This in turn leads to the risk appetite statement which is the centrepiece of much of the work.  This encapsulates, roughly speaking, the idea that the queen bees at the top of the organisation communicate rules on risk appetite to the drones at the bottom.  It is a convenient idea that such rules should be articulated in terms of the amount of risk (as in the IRM definition).  This attractive fiction (to queen bees, who love to spout about how they need things to be simple, measuring and managing, and so on) is a theoretical foundation for much writing on risk appetite, which tends to run into the sand when it comes to realistic and credible examples of risk appetite statements.  You won’t find much that is helpful in the documents reviewed.

Finally it is worth recognising one fundamental truth about risk decisions: it is the top people who take the big risks.  They do it on a case by case basis.  They don’t need a generic policy to tell them how to do this.  Obviously.  The role of the risk statement is to stop the organisation taking on big risks through the bottom people.  This creates the need for the ‘risk appetite’ statement or whatever you want to call it.  It is clear that should be communicated to a large extent via the controls which are expected to be exerted.  This was what I noted further up.  I have criticised the IRM guidance on risk appetite extensively, largely for the obscure way it is written rather than objections to the content.  And this is a very important contribution from the IRM (if I have understood the terms propensity for risk and propensity for control correctly!).  As the risk appetite statement is communicated into the organisation it is primarily about risk control rather than risk taking.

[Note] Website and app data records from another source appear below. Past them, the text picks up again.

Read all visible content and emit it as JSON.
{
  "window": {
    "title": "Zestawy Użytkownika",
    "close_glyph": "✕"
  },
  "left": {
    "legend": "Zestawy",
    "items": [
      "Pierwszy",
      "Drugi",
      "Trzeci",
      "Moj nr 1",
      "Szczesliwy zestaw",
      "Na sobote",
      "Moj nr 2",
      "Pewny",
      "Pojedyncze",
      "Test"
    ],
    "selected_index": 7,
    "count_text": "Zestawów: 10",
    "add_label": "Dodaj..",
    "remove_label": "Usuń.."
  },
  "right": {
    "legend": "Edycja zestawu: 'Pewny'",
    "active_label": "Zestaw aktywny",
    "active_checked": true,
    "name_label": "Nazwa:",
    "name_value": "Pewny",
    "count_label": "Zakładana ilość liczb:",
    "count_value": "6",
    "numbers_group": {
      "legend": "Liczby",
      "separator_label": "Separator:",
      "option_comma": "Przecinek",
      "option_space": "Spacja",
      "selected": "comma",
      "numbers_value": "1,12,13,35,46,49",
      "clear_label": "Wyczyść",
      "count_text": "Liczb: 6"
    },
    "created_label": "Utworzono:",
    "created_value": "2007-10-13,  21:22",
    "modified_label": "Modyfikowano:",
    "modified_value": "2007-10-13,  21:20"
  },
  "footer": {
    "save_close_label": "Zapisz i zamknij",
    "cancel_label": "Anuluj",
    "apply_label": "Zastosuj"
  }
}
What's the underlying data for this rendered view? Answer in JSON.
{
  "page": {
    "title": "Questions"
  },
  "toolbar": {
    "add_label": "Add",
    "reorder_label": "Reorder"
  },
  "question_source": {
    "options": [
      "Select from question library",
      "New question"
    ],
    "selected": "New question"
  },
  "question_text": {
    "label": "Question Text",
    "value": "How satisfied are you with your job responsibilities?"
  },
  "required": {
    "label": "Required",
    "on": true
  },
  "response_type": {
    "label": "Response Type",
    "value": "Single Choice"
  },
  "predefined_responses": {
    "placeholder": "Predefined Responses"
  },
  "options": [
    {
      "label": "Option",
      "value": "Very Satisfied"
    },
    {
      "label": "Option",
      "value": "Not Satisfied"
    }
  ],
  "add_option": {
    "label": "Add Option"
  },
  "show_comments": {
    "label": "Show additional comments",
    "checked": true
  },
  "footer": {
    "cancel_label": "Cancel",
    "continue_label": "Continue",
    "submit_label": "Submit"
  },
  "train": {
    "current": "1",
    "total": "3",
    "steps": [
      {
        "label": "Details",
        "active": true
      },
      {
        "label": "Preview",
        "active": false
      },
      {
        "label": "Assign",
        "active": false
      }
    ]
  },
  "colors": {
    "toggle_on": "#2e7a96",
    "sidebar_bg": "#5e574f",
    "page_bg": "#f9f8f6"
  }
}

Of course it is pretty plausible that a policy on risk taking is a good idea for an organisation.  It is this that I shall talk about in more detail in the accompanying article.  Just don’t call it a risk appetite, a poorly defined concept with inconsistently defined supporting ideas, unrealistic assumptions about measuring risk and unrealistic expectation about how much risk you might have to suffer.  In fact try not to make up any convenient-sounding terms which serves to complicate and confuse.  But do expect to focus on how risks are controlled.

Print Friendly